# Brief
Once you find a line containing the word "icon" in the entries below, copy it.

Dataset rows describing interfaces
━━━━━━━━
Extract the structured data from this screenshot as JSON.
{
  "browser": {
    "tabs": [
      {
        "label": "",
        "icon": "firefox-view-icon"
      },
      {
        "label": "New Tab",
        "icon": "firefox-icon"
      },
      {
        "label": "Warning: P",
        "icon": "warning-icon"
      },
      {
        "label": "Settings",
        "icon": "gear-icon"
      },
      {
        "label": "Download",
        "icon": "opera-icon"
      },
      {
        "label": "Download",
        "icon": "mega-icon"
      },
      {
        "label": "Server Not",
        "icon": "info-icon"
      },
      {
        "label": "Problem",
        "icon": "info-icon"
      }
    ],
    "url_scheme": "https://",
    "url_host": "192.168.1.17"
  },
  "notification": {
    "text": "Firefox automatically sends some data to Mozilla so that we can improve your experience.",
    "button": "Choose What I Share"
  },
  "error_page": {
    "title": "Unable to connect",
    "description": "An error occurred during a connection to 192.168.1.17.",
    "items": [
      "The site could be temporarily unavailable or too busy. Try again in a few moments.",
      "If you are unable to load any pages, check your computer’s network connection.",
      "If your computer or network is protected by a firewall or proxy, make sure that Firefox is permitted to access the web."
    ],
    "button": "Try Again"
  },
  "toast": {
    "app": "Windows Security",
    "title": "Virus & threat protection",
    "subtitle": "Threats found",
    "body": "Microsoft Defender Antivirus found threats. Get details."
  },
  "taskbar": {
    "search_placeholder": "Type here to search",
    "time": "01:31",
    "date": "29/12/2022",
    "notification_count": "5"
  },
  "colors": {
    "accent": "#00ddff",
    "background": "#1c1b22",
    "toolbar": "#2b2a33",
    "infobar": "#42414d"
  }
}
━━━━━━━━
# Your solution
        "icon": "firefox-view-icon"
        "icon": "firefox-icon"
        "icon": "warning-icon"
        "icon": "gear-icon"
        "icon": "opera-icon"
        "icon": "mega-icon"
        "icon": "info-icon"
        "icon": "info-icon"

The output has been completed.